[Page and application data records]
■ ■ ■ ■ ■ ■ ■
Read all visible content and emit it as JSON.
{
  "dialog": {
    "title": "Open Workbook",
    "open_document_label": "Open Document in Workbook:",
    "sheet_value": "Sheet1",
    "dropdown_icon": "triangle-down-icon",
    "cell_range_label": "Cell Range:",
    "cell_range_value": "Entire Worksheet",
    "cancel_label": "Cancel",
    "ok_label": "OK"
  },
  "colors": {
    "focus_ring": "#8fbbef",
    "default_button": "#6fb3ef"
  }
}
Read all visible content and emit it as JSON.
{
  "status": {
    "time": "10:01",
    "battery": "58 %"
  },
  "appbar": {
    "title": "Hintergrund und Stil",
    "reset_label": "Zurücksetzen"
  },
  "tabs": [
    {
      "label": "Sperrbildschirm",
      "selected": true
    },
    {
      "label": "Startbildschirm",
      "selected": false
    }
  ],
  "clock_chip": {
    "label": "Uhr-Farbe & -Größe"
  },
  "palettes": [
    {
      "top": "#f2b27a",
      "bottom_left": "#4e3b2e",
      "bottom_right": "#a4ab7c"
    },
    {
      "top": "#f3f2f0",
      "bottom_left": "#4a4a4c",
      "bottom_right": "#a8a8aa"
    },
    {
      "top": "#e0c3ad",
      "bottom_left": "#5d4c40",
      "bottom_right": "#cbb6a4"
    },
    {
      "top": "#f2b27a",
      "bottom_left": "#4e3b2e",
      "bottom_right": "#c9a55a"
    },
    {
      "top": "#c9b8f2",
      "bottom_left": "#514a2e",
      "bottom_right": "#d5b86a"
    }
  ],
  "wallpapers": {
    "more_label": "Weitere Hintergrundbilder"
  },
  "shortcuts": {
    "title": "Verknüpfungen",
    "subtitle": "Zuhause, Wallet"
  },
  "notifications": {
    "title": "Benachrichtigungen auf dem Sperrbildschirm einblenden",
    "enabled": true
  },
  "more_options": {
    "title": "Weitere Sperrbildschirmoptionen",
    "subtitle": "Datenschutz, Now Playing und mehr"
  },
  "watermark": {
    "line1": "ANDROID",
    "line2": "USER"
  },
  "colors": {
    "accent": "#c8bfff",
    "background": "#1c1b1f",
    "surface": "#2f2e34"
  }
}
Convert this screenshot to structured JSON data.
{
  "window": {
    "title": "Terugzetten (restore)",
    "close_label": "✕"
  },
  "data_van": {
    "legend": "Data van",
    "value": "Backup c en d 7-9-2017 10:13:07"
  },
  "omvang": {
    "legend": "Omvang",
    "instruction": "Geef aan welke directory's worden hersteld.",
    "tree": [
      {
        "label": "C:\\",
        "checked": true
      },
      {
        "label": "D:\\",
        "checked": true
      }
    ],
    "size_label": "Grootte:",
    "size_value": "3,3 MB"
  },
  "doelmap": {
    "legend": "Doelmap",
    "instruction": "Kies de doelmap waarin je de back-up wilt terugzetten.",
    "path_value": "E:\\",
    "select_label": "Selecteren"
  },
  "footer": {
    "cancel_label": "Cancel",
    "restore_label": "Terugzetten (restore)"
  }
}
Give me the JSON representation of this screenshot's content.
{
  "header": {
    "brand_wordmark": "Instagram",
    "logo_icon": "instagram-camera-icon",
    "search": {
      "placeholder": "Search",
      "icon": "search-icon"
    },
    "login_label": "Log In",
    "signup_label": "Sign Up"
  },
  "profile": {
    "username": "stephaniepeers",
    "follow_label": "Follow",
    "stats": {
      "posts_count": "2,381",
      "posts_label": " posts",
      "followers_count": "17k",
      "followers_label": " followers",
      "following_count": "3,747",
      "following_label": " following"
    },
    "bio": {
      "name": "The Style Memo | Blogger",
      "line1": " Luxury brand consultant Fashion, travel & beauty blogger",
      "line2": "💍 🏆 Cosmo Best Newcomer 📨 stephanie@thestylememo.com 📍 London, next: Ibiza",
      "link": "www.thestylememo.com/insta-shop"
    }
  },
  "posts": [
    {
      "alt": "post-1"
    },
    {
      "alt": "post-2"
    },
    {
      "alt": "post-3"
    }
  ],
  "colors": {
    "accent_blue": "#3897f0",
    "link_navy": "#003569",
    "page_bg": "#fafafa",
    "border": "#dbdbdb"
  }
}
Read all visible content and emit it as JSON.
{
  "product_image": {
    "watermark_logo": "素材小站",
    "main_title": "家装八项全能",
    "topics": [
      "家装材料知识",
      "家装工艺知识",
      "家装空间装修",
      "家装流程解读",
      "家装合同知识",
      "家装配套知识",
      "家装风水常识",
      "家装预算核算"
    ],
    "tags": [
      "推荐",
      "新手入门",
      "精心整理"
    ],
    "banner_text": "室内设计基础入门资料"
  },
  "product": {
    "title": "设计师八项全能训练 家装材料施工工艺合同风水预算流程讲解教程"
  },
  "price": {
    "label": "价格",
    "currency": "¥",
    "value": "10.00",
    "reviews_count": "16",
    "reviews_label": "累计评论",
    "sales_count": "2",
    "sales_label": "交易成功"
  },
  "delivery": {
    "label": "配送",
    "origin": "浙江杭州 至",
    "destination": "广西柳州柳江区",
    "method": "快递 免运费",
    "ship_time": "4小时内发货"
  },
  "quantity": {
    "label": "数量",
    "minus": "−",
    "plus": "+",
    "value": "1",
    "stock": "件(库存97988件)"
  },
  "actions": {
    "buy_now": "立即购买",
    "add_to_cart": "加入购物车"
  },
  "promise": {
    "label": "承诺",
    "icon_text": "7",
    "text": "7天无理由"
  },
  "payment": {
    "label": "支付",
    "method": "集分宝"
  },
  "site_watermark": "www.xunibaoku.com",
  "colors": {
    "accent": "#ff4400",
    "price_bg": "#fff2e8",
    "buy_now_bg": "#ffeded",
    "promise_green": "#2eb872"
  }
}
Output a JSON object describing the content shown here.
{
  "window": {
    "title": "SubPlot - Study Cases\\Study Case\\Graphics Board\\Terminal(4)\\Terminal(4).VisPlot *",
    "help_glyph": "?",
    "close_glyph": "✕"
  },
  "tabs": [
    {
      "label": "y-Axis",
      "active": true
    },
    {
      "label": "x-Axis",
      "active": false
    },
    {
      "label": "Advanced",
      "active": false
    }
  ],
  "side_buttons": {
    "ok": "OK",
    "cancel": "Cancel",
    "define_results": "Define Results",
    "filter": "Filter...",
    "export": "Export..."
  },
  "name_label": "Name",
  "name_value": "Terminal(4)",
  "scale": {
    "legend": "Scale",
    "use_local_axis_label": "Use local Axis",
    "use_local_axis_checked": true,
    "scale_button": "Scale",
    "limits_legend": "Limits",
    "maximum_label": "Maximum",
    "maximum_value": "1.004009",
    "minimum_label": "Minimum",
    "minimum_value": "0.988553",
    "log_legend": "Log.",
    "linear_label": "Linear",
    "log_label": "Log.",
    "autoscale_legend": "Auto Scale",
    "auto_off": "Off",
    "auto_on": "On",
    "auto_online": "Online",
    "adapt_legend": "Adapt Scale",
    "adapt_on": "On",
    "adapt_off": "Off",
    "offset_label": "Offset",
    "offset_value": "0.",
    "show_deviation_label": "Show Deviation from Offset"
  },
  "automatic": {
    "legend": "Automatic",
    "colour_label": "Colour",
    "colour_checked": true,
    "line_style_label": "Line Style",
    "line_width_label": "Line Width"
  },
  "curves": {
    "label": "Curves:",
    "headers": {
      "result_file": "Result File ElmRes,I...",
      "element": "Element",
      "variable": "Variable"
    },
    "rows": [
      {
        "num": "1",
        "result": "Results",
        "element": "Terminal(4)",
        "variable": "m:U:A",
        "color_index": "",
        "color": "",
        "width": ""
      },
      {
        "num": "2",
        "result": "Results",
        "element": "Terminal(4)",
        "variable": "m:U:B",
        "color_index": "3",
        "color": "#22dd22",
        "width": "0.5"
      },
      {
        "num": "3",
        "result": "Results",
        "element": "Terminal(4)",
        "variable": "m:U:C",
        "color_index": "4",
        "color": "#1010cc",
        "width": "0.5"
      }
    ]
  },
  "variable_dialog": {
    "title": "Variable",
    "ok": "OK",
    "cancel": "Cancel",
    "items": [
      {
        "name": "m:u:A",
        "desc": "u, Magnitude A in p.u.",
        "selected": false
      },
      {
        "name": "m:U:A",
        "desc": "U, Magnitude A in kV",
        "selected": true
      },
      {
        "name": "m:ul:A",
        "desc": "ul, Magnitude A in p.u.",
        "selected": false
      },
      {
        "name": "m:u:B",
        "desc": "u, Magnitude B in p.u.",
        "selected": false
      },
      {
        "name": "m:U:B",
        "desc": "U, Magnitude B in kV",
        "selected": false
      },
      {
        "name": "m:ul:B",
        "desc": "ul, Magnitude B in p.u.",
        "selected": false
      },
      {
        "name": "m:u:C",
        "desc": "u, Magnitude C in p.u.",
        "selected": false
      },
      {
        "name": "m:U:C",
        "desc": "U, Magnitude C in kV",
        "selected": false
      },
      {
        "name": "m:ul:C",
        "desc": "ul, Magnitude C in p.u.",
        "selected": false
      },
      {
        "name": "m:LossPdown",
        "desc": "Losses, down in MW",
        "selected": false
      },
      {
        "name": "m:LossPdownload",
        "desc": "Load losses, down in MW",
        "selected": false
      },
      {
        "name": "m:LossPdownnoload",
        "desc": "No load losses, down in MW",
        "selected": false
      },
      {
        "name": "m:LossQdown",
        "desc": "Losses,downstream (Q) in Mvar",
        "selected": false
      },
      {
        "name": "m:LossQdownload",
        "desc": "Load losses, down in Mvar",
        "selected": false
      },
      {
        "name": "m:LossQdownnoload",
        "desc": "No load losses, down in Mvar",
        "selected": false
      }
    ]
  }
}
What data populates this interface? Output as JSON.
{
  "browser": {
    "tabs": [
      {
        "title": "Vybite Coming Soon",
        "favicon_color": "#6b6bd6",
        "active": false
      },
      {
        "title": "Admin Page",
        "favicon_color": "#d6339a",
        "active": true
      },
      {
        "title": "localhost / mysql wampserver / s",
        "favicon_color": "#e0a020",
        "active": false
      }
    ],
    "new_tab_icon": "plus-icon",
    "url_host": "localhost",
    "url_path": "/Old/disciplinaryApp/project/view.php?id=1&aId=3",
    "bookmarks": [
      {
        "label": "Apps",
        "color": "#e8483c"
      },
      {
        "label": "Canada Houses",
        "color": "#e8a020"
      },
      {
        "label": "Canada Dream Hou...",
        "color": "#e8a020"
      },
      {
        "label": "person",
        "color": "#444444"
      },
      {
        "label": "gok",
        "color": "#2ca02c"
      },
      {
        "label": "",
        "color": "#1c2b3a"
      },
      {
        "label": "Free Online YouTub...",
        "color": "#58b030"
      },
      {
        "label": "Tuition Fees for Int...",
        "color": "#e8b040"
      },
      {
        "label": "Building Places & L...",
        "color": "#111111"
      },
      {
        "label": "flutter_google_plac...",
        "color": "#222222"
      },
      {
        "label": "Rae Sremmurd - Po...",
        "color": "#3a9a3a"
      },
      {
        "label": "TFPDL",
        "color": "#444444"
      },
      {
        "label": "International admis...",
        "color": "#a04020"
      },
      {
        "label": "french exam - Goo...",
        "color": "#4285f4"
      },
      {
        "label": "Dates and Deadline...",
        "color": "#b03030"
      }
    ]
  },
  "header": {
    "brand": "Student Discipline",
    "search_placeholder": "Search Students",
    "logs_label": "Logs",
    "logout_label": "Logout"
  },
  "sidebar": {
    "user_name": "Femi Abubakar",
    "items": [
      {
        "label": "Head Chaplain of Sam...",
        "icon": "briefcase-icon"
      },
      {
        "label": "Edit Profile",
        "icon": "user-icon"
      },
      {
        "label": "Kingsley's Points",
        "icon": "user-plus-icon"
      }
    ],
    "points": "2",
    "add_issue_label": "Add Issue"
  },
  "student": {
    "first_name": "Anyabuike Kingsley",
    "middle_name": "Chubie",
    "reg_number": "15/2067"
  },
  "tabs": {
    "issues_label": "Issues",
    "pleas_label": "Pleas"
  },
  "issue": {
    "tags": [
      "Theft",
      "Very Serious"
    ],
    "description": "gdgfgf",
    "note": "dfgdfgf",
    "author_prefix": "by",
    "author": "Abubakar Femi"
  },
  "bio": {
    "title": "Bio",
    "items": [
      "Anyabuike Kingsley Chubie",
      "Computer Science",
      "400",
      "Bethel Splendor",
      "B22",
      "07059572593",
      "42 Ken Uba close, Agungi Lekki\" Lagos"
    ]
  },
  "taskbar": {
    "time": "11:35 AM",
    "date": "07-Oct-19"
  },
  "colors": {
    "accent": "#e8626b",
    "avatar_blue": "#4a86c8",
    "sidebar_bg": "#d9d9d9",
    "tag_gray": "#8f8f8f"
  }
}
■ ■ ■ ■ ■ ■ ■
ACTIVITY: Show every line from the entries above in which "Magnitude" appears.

YOUR SOLUTION:
        "desc": "u, Magnitude A in p.u.",
        "desc": "U, Magnitude A in kV",
        "desc": "ul, Magnitude A in p.u.",
        "desc": "u, Magnitude B in p.u.",
        "desc": "U, Magnitude B in kV",
        "desc": "ul, Magnitude B in p.u.",
        "desc": "u, Magnitude C in p.u.",
        "desc": "U, Magnitude C in kV",
        "desc": "ul, Magnitude C in p.u.",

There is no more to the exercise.